[[ Supplied data, beginning ]]

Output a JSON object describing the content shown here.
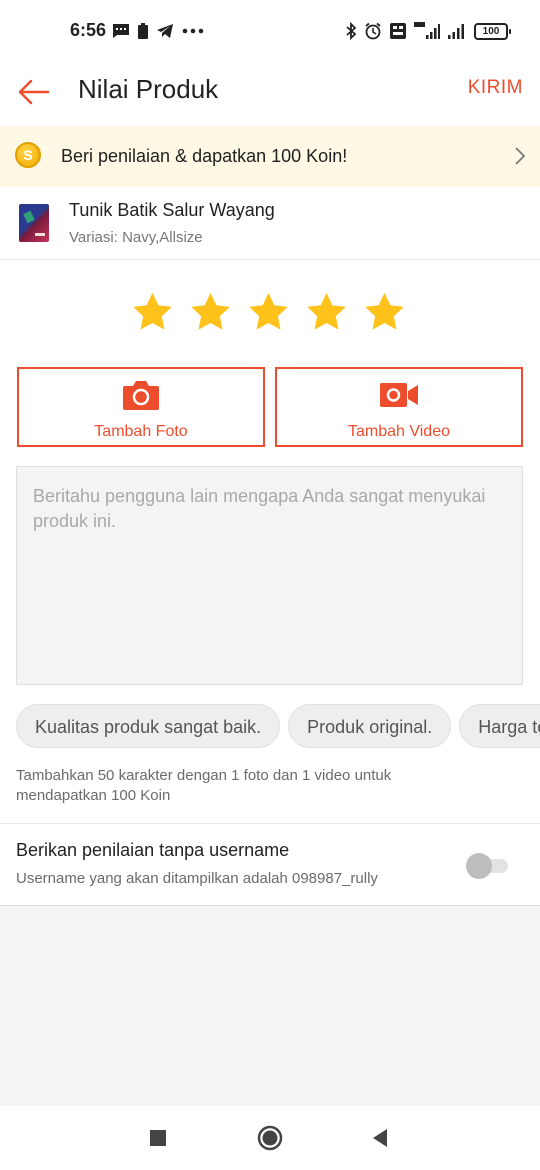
{
  "status_bar": {
    "time": "6:56",
    "battery": "100",
    "left_icons": [
      "message-icon",
      "battery-saver-icon",
      "telegram-icon",
      "more-dots-icon"
    ],
    "right_icons": [
      "bluetooth-icon",
      "alarm-icon",
      "volte-icon",
      "signal-4g-icon",
      "signal-icon",
      "battery-icon"
    ]
  },
  "header": {
    "title": "Nilai Produk",
    "send_label": "KIRIM"
  },
  "coin_banner": {
    "text": "Beri penilaian & dapatkan 100 Koin!",
    "coin_symbol": "S"
  },
  "product": {
    "name": "Tunik Batik Salur Wayang",
    "variant": "Variasi: Navy,Allsize"
  },
  "rating": {
    "stars": 5,
    "max": 5
  },
  "media": {
    "add_photo_label": "Tambah Foto",
    "add_video_label": "Tambah Video"
  },
  "review": {
    "value": "",
    "placeholder": "Beritahu pengguna lain mengapa Anda sangat menyukai produk ini."
  },
  "suggestion_chips": [
    "Kualitas produk sangat baik.",
    "Produk original.",
    "Harga terjangkau."
  ],
  "hint": "Tambahkan 50 karakter dengan 1 foto dan 1 video untuk mendapatkan 100 Koin",
  "anonymous": {
    "title": "Berikan penilaian tanpa username",
    "subtitle": "Username yang akan ditampilkan adalah 098987_rully",
    "enabled": false
  },
  "colors": {
    "accent": "#ee4d2d",
    "star": "#ffc21a",
    "banner_bg": "#fef8e5"
  }
}
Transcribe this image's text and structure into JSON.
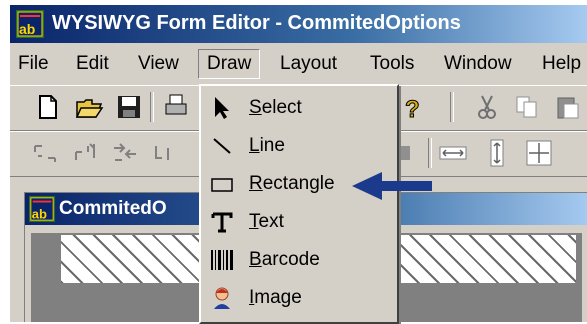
{
  "window": {
    "title": "WYSIWYG Form Editor - CommitedOptions",
    "icon": "app-logo-icon"
  },
  "menubar": {
    "items": [
      {
        "label": "File"
      },
      {
        "label": "Edit"
      },
      {
        "label": "View"
      },
      {
        "label": "Draw"
      },
      {
        "label": "Layout"
      },
      {
        "label": "Tools"
      },
      {
        "label": "Window"
      },
      {
        "label": "Help"
      }
    ]
  },
  "draw_menu": {
    "items": [
      {
        "mnemonic": "S",
        "rest": "elect",
        "icon": "arrow-pointer-icon"
      },
      {
        "mnemonic": "L",
        "rest": "ine",
        "icon": "line-icon"
      },
      {
        "mnemonic": "R",
        "rest": "ectangle",
        "icon": "rectangle-icon"
      },
      {
        "mnemonic": "T",
        "rest": "ext",
        "icon": "text-icon"
      },
      {
        "mnemonic": "B",
        "rest": "arcode",
        "icon": "barcode-icon"
      },
      {
        "mnemonic": "I",
        "rest": "mage",
        "icon": "image-icon"
      }
    ]
  },
  "child_window": {
    "title": "CommitedO"
  },
  "colors": {
    "titlebar_start": "#0a246a",
    "titlebar_end": "#a6caf0",
    "face": "#d4d0c8",
    "annotation_arrow": "#1c3a8c"
  }
}
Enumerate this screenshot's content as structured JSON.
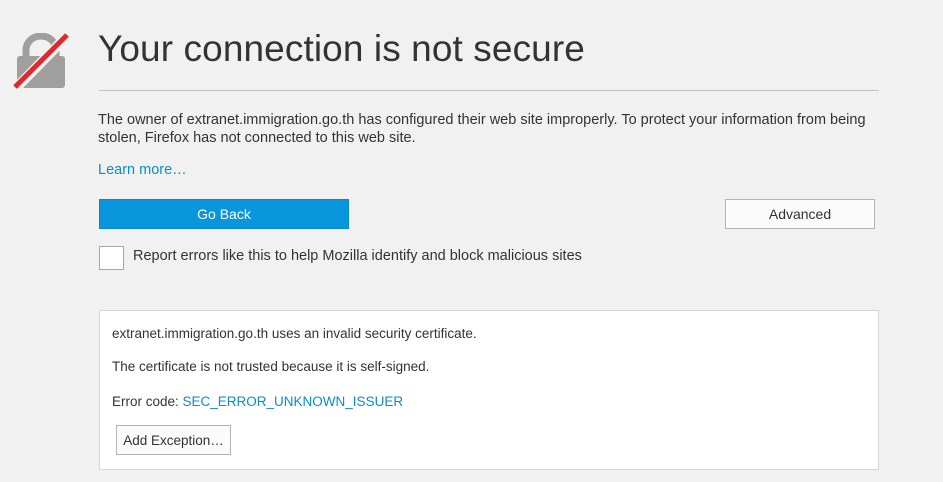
{
  "page": {
    "title": "Your connection is not secure",
    "description": "The owner of extranet.immigration.go.th has configured their web site improperly. To protect your information from being stolen, Firefox has not connected to this web site.",
    "learn_more_label": "Learn more…",
    "icon": "broken-lock-icon"
  },
  "actions": {
    "go_back_label": "Go Back",
    "advanced_label": "Advanced"
  },
  "report": {
    "checked": false,
    "label": "Report errors like this to help Mozilla identify and block malicious sites"
  },
  "details": {
    "cert_invalid": "extranet.immigration.go.th uses an invalid security certificate.",
    "cert_reason": "The certificate is not trusted because it is self-signed.",
    "error_code_label": "Error code: ",
    "error_code": "SEC_ERROR_UNKNOWN_ISSUER",
    "add_exception_label": "Add Exception…"
  },
  "colors": {
    "background": "#f1f1f1",
    "primary_button": "#0996dd",
    "link": "#0a8dc9",
    "lock_gray": "#9f9f9f",
    "slash_red": "#d92d2d"
  }
}
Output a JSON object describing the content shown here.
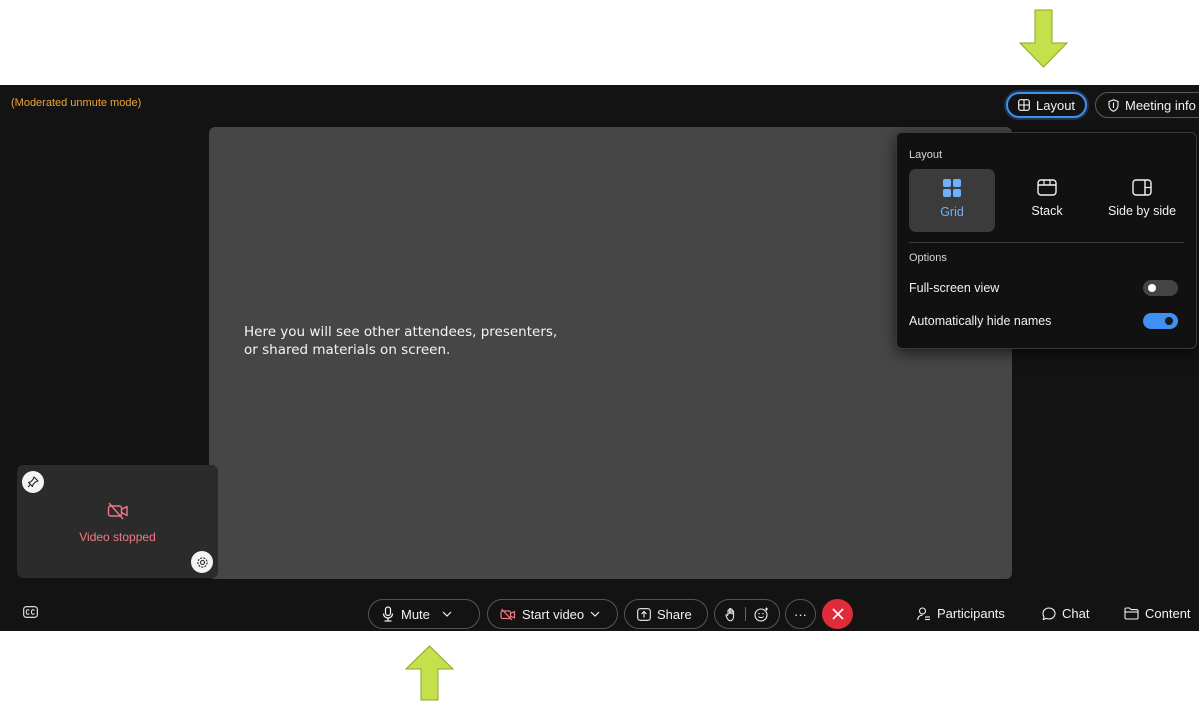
{
  "header": {
    "mode_label": "(Moderated unmute mode)",
    "layout_button": "Layout",
    "meeting_info_button": "Meeting info"
  },
  "stage": {
    "message_line1": "Here you will see other attendees, presenters,",
    "message_line2": "or shared materials on screen."
  },
  "self_view": {
    "status": "Video stopped"
  },
  "layout_popup": {
    "layout_heading": "Layout",
    "options": [
      {
        "label": "Grid",
        "selected": true
      },
      {
        "label": "Stack",
        "selected": false
      },
      {
        "label": "Side by side",
        "selected": false
      }
    ],
    "options_heading": "Options",
    "full_screen_view": {
      "label": "Full-screen view",
      "enabled": false
    },
    "auto_hide_names": {
      "label": "Automatically hide names",
      "enabled": true
    }
  },
  "controls": {
    "mute": "Mute",
    "start_video": "Start video",
    "share": "Share",
    "more": "···"
  },
  "side_panel_buttons": {
    "participants": "Participants",
    "chat": "Chat",
    "content": "Content"
  },
  "colors": {
    "accent": "#3f90f0",
    "moderated_label": "#f0a43a",
    "leave": "#e02b3a",
    "video_stopped": "#f07a85",
    "annotation_arrow": "#c4e04a"
  },
  "icons": {
    "layout": "grid-icon",
    "meeting_info": "shield-icon",
    "mute": "microphone-icon",
    "start_video": "video-off-icon",
    "share": "share-screen-icon",
    "raise_hand": "hand-icon",
    "reactions": "emoji-icon",
    "leave": "close-icon",
    "participants": "participants-icon",
    "chat": "chat-icon",
    "content": "folder-icon",
    "captions": "closed-captions-icon"
  }
}
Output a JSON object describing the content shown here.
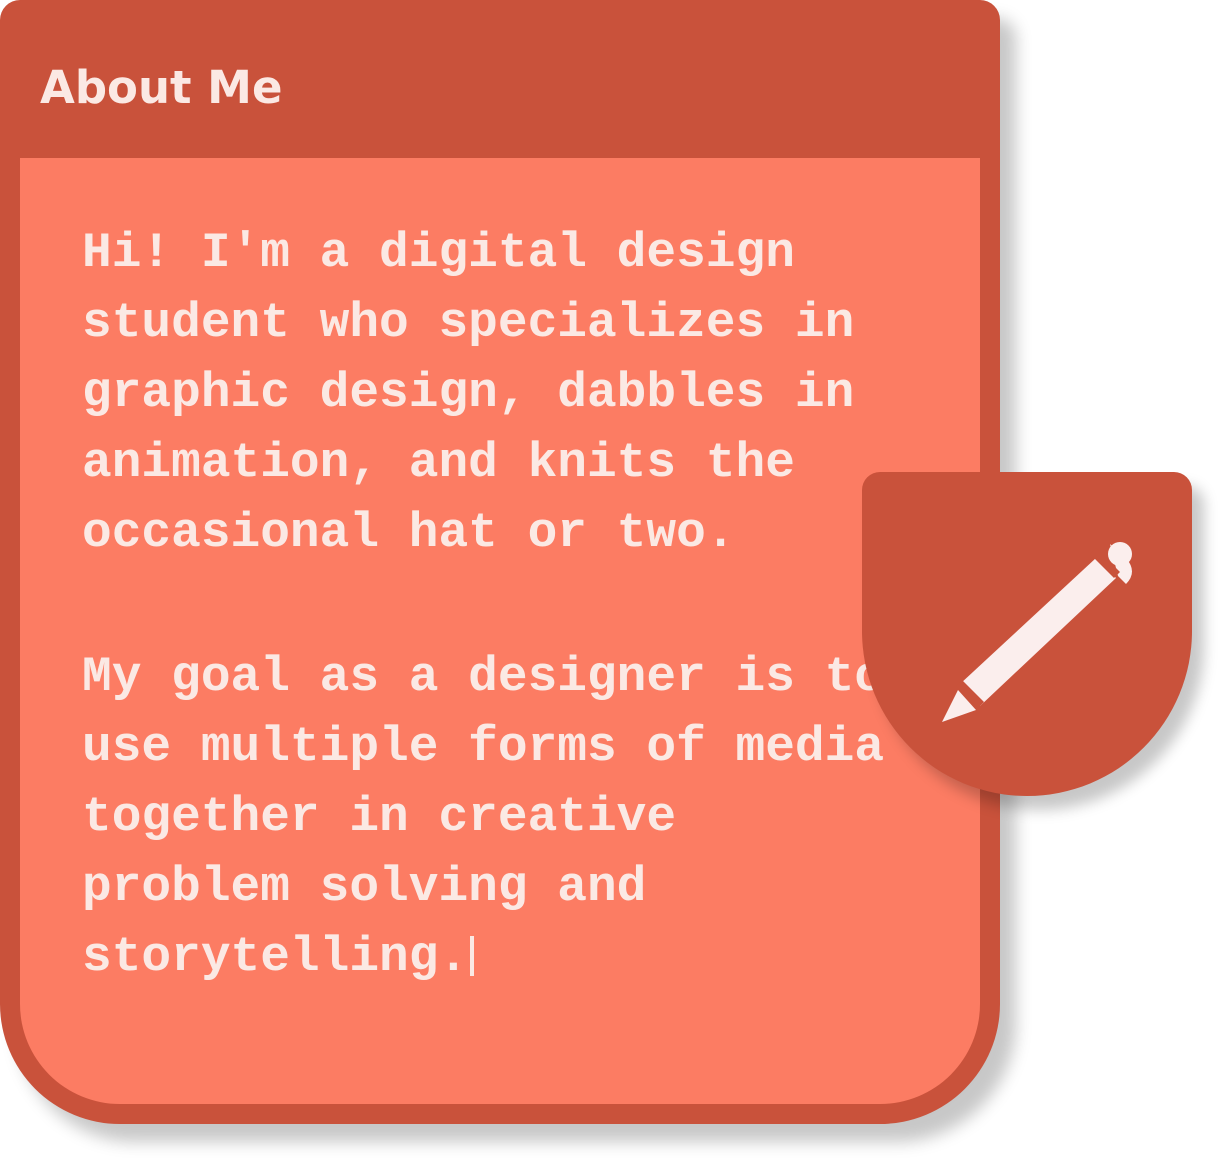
{
  "card": {
    "title": "About Me",
    "bio_paragraphs": [
      "Hi! I'm a digital design student who specializes in graphic design, dabbles in animation, and knits the occasional hat or two.",
      "My goal as a designer is to use multiple forms of media together in creative problem solving and storytelling."
    ]
  },
  "edit_button": {
    "icon": "pencil-icon"
  },
  "colors": {
    "card_frame": "#c9523b",
    "card_body": "#fc7c63",
    "text": "#fbe9e4"
  }
}
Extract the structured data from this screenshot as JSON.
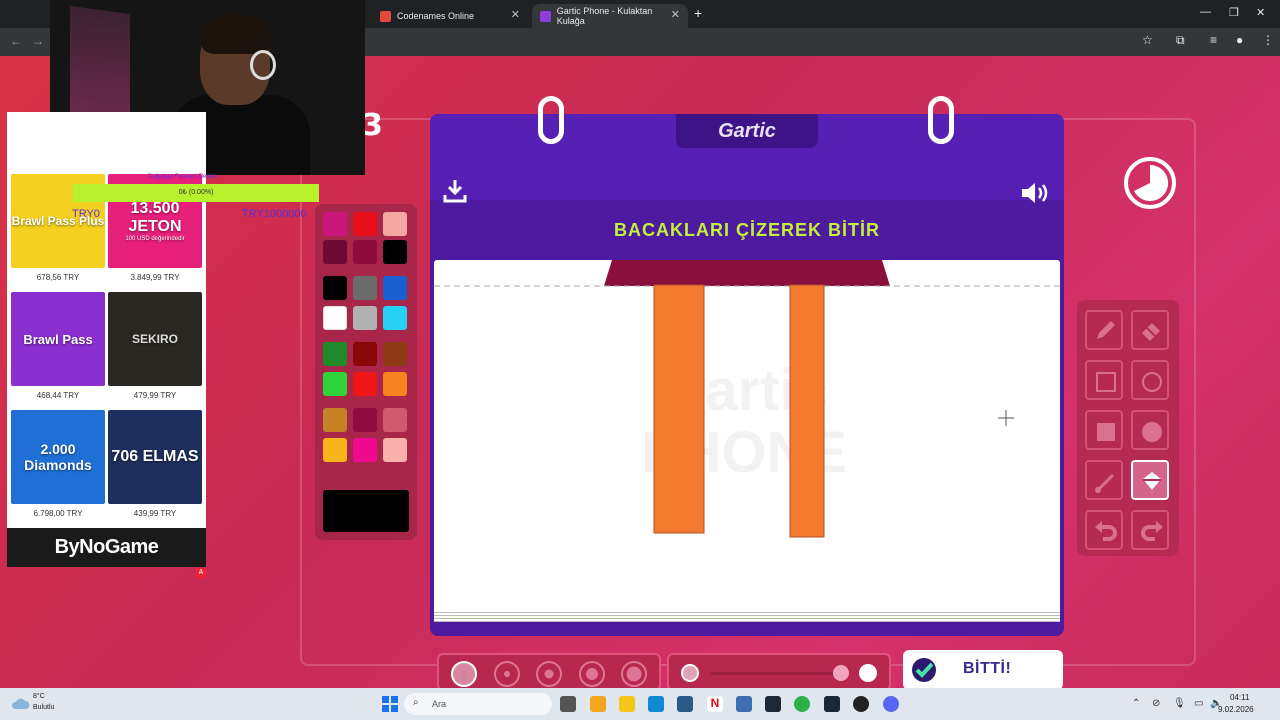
{
  "browser": {
    "tabs": [
      {
        "title": "Codenames Online"
      },
      {
        "title": "Gartic Phone - Kulaktan Kulağa"
      }
    ]
  },
  "game": {
    "round_number": "3",
    "logo": "Gartic",
    "prompt": "BACAKLARI ÇİZEREK BİTİR",
    "done_button": "BİTTİ!",
    "watermark_top": "Gartic",
    "watermark_bottom": "PHONE",
    "palette_colors": [
      "#c8157a",
      "#e80f1a",
      "#f7a7a2",
      "#6d0a33",
      "#8e0a3c",
      "#000000",
      "#000000",
      "#6b6b6b",
      "#1a5fd1",
      "#ffffff",
      "#b1b1b1",
      "#27d1f3",
      "#1e8a2a",
      "#8a0808",
      "#8e3a15",
      "#2fd33a",
      "#ef1515",
      "#f5831f",
      "#c58325",
      "#8f0a3e",
      "#d15a73",
      "#f6b31a",
      "#f0088e",
      "#f8b1ad"
    ],
    "current_color": "#000000",
    "tools": [
      "pencil-tool",
      "eraser-tool",
      "rectangle-outline-tool",
      "ellipse-outline-tool",
      "rectangle-fill-tool",
      "ellipse-fill-tool",
      "line-tool",
      "fill-bucket-tool",
      "undo-tool",
      "redo-tool"
    ],
    "active_tool": "fill-bucket-tool",
    "brush_sizes": [
      "1",
      "2",
      "3",
      "4",
      "5"
    ],
    "active_brush_size": "1",
    "opacity_level": 1.0,
    "drawing": {
      "hat_color": "#8a0f3d",
      "leg_color": "#f47a2e"
    }
  },
  "ads": {
    "items": [
      {
        "title": "Brawl Pass Plus",
        "price": "678,56 TRY",
        "bg": "#f4d020"
      },
      {
        "title": "13.500 JETON",
        "subtitle": "100 USD değerindedir",
        "price": "3.849,99 TRY",
        "bg": "#e7207c"
      },
      {
        "title": "Brawl Pass",
        "price": "468,44 TRY",
        "bg": "#8a2fd0"
      },
      {
        "title": "SEKIRO",
        "price": "479,99 TRY",
        "bg": "#2a2722"
      },
      {
        "title": "2.000 Diamonds",
        "price": "6.798,00 TRY",
        "bg": "#1f6fd6"
      },
      {
        "title": "706 ELMAS",
        "price": "439,99 TRY",
        "bg": "#1d2f5e"
      }
    ],
    "footer": "ByNoGame",
    "donation": {
      "title": "Doğalgaz Faturası Destek",
      "progress_text": "0₺ (0.00%)",
      "progress": 0.0,
      "min_label": "TRY0",
      "max_label": "TRY1000000"
    }
  },
  "taskbar": {
    "weather_temp": "8°C",
    "weather_desc": "Bulutlu",
    "search_placeholder": "Ara",
    "time": "04:11",
    "date": "9.02.2026"
  }
}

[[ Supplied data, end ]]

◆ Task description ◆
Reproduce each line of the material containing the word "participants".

◆ Your response ◆
    "participants": "Participants",
    "participants": "participants-icon",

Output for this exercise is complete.